“Just like the Quality Street and Oxo tins of days gone by and reused again and again to store food in the cupboard and transport cakes, the 2012 equivalent has the same potential for longevity,” argues Wegrzyn. “Marmite’s Ma’amite jar, Lanson’s Black Label Union Jack edition, Kellogg’s 1950s packs and Twinings special edition tea caddies all have long term potential for repeated use and continuous association with an event of national pride. I expect that the biggest winners will come from brands that create collectible outer packaging purely because of the long term connection between the brand and this year of national pride.”
Regardless of the tact taken, the ultimate measure of effectiveness is whether or not consumers are prepared to pay a premium, according to Elliot Wilson, managing director of Elmwood London. What separates a good piece of limited edition packaging from a bad one is connecting with the consumer.
“I am sure the aisles are littered with bad limited edition packs but people don’t notice them because they never resonated in the first place,” says Wilson. “Good limited edition packaging will run out and not be repeated. Bad limited edition packs will just be classic runs of product that have not been limited in any way. The clue is in the name: limited.”
Five of the best
Milkshake brand Shaken Udder decided to revamp its bottle label to highlight the British ingredients it uses in its shakes. The redesigned label playfully features a Union Flag, bunting and a crown placed on its cow logo.
Not content with conjuring up a Jubilee themed pack, organic yoghurt company Rachel’s decided to launch a limited edition flavour to tie in with the royal celebrations.
The quintessentially British Strawberries and Cream flavoured yoghurt is bang on message for the brand, says marketing manager Andrew Curzon, as it reinforces the fact that Rachel’s is organically produced in the UK and is proud of its British heritage. “Producing a limited edition packaging brings excitement, interest and fun to a product category as well as encouraging new consumers to try the brand,” explains Curzon.
For Pernod Ricard the Queen’s Diamond Jubilee provided a perfect fit for brands like Royal Salute whisky and Beefeater gin. For the latter the company produced an ‘Inside London’ bottle, adorned with the capital’s iconic pillar box red and featuring a transparent silhouette of the brand’s famous yeoman warder.
Flash and Ariel

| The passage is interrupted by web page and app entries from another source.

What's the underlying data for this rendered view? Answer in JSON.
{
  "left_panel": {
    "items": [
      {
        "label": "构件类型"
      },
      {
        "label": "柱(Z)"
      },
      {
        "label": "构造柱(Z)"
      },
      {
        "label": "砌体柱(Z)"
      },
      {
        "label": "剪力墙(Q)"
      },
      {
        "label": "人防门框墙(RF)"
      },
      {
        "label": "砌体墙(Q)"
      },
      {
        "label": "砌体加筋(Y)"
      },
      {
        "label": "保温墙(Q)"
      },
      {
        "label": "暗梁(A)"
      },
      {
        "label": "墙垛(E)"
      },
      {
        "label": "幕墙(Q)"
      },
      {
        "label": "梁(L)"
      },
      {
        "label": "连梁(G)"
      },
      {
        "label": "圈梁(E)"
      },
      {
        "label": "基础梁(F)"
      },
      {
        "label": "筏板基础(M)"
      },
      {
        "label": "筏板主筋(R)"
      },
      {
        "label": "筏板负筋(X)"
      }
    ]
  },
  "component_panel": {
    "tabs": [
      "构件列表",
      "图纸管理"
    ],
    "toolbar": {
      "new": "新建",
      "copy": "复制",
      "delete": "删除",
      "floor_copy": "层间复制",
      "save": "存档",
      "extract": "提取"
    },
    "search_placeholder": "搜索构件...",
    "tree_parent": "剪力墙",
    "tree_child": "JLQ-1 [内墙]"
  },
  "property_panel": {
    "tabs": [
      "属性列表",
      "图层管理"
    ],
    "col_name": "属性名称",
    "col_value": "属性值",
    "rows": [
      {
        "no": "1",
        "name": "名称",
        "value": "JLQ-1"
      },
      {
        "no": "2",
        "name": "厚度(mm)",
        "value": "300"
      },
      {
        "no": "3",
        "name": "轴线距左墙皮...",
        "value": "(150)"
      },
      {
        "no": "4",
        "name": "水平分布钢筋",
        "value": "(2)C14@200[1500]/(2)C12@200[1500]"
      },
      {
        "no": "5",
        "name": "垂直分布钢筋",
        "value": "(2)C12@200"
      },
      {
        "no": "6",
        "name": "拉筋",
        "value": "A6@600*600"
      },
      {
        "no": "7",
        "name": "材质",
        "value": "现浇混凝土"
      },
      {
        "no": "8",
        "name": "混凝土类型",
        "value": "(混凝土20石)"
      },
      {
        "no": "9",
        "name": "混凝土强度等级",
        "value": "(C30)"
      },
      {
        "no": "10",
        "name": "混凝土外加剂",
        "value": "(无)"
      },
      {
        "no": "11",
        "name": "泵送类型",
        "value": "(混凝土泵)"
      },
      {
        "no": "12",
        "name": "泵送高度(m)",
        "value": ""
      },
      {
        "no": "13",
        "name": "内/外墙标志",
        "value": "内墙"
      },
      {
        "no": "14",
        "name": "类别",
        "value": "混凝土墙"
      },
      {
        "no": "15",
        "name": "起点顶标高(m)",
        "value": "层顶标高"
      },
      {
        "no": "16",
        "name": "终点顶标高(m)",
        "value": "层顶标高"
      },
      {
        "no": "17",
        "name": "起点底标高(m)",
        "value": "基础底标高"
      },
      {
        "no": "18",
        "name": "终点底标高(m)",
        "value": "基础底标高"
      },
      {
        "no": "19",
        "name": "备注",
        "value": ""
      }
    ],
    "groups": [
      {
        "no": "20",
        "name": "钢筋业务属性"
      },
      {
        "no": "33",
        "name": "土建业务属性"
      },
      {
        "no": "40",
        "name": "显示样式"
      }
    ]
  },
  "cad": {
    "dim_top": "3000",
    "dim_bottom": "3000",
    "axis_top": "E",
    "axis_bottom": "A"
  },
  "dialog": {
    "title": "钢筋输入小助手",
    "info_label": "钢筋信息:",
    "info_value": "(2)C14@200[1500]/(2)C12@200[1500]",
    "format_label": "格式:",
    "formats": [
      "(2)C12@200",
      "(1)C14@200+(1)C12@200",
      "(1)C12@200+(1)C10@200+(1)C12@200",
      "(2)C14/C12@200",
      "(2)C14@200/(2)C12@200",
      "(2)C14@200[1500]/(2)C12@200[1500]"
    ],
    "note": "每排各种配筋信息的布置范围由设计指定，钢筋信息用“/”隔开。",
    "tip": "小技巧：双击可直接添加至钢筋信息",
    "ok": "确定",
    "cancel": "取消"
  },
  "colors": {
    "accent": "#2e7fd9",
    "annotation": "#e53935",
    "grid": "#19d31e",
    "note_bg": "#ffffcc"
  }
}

The Olympics has formed a key part of P&G’s brands including Flash and Ariel, with the Games ribbon currently adorning packs. But the campaign goes beyond branding; the company has linked up with the Mayor of London for the Capital Clean Up campaign.
Crisp maker Tyrrells has also innovated its product to play in the Union Jack space by producing red, white and blue crisps, consisting of three coloured potato varieties. The £2.99 150g bags were stocked at supermarkets including Waitrose.